Using tools on your truck to deal with these sticky situations is ideal. That’s why it’s worth considering a winch or the many alternatives. Let’s dive into the details of the winch alternatives.
Traction Mats – Old Idea with Modern Tech
Putting solid material under your tires is an old way to get traction. While this used to mean shoving branches, rocks, floor mats, or just about anything you can find under your tires, there’s a new kid on the block, traction mats.
These seem to get a lot of hate from some people. Sure, many mall crawlers now hold bright orange traction mats that look like they’ve never touched the ground. But others have used traction mats to get out of sticky situations.
If you lose traction, put a traction mat or two under the tires, and you can often drive out in seconds. In some ways, they are easier, quicker, and safer than using a winch. They also can work in nearly any environment, such as mud and sand, with no need for a stable anchor point.
Another benefit of traction mats is their price. While the name-brand ones sell for a bit of a premium, many report that they’re well worth the cost. And they’re still much cheaper than most winches, plus cheaper alternatives exist.
Tow Strap – Classic Safety Tool
One of the main benefits of a winch is that you can generally get yourself out of sticky situations without the help of other vehicles. But a basic tow strap can do most of the same functions as a winch as long as another vehicle is around.

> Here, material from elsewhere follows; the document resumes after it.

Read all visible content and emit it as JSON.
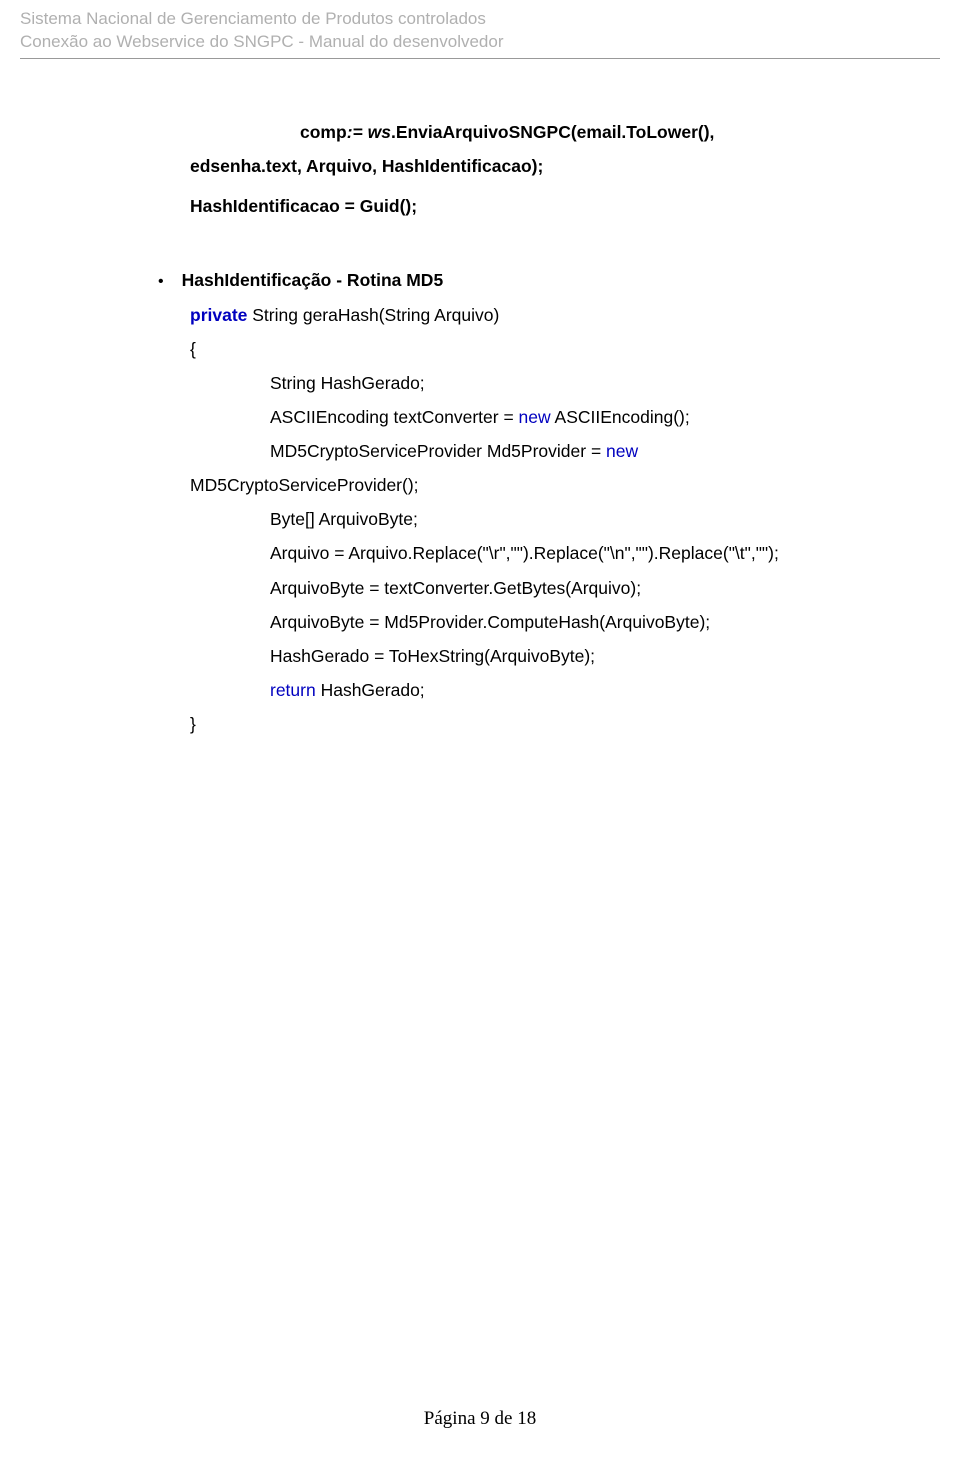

A tow strap is lightweight, affordable, and easy to bring on any trip. You can easily connect just about any vehicle to a tow strap to provide that extra push you need to get out of a bad situation.
There is a reason why tow straps have been part of serious off-roaders’ kits for a long time. And even if you get a winch, a tow strap isn’t a bad idea to keep around.
Shovel – Elbow Grease to the Rescue
Another tool you’ll find on many overlanding rigs is a shovel. It has many purposes beyond digging cat holes.
With a shovel, you can basically create traction mats out of the dirt, sand, or snow causing your problems. You can dig out tires that have dug themselves in. And you can reshape the path to get yourself out.
A shovel is also great for leveling out when in the backcountry. You can add or remove material under the tires. This ability is ideal for rooftop tents and rigs with interior sleeping arrangements.
Do you need a winch for overlanding? No way, but a shovel and a tow strap are great. And a set of traction mats can provide a lot of peace of mind.
Other Overlanding Tips
The most experienced overlanders find that they use their recovery tools to help others more often than they use them for themselves. As your experience grows, you tend to have a firm understanding of what your rig is capable of. And what’s off-limits.
So before you go getting all sorts of crazy recovery tools, do yourself a favor and get to know the limits of your overlanding. While getting stuck can happen to anyone, and it can be a blast to push your boundaries, it’s best to avoid regularly pushing it that far.
On top of that, you’ll want to practice recovery before you need it. Go out with offroading groups. Pay attention to how they use their recovery tools. Ask questions and become familiar with the process, especially safety tips.
Another pro tip is to understand tire pressure and carry a portable inflator. Airing down can give that extra boost needed on many off-road surfaces.
That way, if the worst happens and you do get stuck in a difficult situation, you can have the confidence to get yourself out with a winch or not.